## Task prompt
State the count of lines below in which the word "Metrics" appears, and add nothing.

[Website and app data records]

__________

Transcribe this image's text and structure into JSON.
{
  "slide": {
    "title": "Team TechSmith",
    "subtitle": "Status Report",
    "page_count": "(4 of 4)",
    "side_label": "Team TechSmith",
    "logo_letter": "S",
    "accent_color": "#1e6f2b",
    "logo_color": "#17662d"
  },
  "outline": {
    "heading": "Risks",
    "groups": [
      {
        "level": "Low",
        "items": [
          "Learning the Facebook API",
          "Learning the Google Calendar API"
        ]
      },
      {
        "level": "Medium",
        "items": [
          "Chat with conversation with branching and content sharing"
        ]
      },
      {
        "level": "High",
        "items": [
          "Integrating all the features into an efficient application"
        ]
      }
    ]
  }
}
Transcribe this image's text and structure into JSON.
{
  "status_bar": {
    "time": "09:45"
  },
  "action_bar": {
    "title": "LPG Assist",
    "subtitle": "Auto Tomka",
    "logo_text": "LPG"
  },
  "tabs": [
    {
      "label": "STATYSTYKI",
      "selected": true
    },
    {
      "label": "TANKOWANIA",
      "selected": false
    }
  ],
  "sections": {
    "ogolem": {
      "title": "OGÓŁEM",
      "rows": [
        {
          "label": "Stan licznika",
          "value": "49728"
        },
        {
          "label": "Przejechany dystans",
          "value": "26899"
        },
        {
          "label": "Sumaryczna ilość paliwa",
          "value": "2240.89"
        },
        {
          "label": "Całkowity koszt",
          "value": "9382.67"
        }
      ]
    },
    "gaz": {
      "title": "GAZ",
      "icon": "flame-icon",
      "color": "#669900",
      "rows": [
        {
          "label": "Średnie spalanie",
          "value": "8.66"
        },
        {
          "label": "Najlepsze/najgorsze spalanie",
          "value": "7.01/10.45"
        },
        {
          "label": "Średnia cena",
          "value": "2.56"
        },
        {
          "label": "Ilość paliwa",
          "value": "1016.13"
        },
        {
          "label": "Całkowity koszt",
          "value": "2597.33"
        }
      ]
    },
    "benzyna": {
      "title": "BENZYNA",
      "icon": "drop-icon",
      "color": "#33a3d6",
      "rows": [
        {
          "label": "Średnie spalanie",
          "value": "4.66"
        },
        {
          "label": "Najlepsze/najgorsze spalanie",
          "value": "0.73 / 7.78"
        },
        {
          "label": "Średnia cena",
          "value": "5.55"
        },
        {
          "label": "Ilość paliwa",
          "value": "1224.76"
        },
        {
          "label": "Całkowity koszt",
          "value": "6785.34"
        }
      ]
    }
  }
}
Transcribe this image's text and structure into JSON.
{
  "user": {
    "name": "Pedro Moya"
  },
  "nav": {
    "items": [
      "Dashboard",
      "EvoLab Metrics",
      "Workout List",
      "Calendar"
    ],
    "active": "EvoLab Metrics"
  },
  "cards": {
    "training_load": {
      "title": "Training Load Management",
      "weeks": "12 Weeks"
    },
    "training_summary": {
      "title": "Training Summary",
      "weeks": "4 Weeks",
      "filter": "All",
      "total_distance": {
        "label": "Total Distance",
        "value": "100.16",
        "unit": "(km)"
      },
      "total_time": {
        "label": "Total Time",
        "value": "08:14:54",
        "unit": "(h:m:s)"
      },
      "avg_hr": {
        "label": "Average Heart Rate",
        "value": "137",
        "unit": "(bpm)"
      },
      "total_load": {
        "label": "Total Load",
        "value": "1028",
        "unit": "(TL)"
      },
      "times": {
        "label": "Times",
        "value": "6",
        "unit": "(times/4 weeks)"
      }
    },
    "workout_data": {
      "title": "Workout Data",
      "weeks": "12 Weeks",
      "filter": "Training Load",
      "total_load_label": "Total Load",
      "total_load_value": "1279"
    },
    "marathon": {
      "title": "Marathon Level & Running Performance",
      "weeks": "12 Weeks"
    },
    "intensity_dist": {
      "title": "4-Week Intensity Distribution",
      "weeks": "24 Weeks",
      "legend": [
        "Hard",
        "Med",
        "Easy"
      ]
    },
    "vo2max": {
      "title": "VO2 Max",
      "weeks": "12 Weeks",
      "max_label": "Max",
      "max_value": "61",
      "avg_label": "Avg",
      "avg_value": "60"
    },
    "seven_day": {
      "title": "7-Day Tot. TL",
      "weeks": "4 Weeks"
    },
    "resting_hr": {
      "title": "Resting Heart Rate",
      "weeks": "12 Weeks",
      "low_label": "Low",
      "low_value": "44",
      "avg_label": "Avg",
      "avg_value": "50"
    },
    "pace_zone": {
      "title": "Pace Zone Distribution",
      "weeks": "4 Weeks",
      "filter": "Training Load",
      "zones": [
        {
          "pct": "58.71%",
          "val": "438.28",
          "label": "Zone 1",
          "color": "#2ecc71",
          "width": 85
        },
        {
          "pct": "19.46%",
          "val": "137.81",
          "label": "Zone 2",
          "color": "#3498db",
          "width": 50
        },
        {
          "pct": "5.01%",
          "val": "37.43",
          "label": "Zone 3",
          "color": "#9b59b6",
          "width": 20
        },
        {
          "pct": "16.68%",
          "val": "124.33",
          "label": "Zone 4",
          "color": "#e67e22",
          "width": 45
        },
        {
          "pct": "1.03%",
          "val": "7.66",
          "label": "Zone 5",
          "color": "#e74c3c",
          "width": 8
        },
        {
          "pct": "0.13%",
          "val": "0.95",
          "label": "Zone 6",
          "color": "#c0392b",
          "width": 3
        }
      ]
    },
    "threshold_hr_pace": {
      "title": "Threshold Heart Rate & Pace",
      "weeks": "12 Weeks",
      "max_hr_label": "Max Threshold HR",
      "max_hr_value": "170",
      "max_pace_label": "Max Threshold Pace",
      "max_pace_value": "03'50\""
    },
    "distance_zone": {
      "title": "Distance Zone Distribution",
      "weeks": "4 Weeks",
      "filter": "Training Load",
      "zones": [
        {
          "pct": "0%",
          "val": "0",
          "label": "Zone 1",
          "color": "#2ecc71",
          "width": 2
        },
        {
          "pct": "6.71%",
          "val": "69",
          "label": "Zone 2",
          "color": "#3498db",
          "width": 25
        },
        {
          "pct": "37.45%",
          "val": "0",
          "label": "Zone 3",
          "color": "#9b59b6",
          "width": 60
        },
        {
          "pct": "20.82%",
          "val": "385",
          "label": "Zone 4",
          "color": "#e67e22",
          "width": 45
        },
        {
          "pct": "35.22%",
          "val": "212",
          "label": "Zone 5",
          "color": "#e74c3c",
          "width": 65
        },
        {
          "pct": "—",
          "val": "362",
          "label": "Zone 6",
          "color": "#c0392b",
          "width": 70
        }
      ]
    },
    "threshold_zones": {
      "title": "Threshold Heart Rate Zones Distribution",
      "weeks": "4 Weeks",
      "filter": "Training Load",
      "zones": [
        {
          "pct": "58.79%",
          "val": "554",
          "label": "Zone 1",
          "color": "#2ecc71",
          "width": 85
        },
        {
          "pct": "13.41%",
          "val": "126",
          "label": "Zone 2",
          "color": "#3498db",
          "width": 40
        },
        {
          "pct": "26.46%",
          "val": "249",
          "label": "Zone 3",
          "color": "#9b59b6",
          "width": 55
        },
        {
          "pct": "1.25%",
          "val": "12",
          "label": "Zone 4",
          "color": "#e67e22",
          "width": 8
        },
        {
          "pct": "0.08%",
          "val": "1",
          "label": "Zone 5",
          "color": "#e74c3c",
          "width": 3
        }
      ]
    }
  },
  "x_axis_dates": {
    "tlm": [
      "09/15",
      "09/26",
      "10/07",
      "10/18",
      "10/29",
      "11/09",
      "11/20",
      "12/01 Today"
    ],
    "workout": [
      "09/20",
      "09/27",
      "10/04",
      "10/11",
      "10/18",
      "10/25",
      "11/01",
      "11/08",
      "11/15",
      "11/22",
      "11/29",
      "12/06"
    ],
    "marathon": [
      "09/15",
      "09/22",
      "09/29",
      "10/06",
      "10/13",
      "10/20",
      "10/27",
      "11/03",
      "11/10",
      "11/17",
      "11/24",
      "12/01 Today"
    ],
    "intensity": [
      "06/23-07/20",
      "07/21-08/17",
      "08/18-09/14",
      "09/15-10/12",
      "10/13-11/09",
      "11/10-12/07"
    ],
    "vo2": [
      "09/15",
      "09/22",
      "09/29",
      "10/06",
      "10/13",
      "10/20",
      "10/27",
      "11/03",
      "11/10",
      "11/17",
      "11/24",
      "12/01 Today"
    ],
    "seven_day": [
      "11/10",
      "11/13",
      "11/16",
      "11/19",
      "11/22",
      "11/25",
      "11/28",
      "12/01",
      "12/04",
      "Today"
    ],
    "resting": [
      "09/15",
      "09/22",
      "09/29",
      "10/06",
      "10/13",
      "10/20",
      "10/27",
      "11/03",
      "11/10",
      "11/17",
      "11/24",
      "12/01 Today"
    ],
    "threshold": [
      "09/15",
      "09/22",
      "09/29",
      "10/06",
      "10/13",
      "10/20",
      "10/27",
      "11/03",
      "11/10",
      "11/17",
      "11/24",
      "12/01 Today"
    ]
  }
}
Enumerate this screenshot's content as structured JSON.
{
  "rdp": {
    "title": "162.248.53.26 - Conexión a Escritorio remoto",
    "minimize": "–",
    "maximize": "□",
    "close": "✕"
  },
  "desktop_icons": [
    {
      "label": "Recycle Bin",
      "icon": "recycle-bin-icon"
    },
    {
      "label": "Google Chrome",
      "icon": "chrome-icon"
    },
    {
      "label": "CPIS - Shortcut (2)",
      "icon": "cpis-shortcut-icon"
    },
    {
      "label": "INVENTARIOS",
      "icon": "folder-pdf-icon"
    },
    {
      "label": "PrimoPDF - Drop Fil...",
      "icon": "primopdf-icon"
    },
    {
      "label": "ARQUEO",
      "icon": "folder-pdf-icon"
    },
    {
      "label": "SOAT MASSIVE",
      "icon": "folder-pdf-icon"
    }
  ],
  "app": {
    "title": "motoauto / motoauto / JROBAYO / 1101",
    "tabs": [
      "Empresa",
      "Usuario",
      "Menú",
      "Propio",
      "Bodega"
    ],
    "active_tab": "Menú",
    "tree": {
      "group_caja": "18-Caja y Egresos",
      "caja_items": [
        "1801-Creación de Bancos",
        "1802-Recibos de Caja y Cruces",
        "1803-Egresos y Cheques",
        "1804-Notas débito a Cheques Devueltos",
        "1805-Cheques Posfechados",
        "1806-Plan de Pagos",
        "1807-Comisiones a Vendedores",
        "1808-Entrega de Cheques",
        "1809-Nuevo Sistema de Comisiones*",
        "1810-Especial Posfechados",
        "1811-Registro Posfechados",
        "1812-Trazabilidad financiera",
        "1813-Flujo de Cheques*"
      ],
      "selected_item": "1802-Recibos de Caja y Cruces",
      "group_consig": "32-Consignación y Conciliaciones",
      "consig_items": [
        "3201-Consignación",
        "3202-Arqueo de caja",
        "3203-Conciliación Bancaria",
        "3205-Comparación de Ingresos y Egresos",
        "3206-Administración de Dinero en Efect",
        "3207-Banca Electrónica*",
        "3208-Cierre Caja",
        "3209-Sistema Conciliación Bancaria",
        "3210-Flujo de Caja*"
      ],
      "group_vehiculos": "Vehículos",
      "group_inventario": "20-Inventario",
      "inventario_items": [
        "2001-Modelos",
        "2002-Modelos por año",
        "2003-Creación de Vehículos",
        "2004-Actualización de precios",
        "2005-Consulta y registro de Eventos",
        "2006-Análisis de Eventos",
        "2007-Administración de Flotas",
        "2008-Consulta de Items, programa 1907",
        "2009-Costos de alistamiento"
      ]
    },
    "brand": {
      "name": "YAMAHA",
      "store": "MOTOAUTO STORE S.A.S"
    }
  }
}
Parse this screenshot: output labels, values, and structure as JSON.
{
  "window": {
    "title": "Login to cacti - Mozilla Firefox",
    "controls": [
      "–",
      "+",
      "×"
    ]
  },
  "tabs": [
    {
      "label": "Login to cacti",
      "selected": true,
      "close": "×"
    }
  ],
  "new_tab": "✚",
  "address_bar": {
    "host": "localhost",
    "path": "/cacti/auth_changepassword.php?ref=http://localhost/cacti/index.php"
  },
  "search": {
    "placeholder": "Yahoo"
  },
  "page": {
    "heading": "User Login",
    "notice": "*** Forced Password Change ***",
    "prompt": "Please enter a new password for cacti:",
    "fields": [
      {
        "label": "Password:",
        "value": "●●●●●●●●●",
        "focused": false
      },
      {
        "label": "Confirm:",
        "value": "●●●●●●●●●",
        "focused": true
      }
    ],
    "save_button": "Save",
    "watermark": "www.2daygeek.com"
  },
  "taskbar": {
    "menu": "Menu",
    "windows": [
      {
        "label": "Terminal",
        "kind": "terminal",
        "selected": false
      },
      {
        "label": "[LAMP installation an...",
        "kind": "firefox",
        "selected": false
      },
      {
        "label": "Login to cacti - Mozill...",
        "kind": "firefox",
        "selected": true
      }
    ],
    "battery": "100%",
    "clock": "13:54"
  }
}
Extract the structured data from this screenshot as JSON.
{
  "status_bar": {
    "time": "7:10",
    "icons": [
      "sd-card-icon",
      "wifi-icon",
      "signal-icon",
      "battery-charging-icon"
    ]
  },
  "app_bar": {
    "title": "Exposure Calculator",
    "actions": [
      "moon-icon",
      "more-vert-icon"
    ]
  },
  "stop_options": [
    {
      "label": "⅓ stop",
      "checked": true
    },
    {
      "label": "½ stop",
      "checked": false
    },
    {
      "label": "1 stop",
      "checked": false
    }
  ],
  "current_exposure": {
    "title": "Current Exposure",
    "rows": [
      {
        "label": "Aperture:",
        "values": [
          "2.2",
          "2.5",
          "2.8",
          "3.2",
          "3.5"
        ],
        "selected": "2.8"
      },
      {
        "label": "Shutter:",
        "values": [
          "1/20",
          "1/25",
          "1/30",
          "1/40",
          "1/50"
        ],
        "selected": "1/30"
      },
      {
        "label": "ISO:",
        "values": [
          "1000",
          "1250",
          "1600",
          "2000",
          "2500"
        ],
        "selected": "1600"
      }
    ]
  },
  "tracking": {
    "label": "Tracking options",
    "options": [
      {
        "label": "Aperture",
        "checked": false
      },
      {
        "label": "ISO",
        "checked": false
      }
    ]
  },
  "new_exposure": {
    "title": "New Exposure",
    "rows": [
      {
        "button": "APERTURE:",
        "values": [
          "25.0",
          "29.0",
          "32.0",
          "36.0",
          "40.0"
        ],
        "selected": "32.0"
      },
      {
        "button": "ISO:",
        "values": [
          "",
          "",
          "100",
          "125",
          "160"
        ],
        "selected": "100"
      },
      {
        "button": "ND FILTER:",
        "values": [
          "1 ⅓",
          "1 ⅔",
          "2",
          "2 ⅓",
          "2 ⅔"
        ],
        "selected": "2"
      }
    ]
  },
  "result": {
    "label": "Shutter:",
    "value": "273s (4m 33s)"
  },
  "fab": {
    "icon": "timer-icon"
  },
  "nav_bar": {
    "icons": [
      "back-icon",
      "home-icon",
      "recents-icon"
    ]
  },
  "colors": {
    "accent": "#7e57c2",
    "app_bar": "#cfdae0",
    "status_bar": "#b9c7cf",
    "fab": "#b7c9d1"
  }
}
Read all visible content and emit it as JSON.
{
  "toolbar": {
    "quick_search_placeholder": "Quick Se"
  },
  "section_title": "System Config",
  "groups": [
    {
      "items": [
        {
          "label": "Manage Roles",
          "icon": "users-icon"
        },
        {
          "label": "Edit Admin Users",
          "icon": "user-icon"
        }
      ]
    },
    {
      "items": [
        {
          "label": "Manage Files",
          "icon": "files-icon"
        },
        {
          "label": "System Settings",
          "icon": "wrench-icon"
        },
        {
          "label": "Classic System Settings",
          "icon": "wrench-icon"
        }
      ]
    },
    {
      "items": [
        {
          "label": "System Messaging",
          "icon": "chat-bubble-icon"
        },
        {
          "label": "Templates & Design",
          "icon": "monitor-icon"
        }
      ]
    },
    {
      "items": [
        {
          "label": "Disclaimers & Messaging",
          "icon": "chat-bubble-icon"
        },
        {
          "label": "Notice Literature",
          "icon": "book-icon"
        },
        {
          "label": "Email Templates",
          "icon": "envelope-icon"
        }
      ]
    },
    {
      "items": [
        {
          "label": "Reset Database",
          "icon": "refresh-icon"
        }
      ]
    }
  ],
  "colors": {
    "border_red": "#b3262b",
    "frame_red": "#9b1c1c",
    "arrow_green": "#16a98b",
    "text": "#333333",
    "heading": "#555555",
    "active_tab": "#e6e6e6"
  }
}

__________

## Response area
2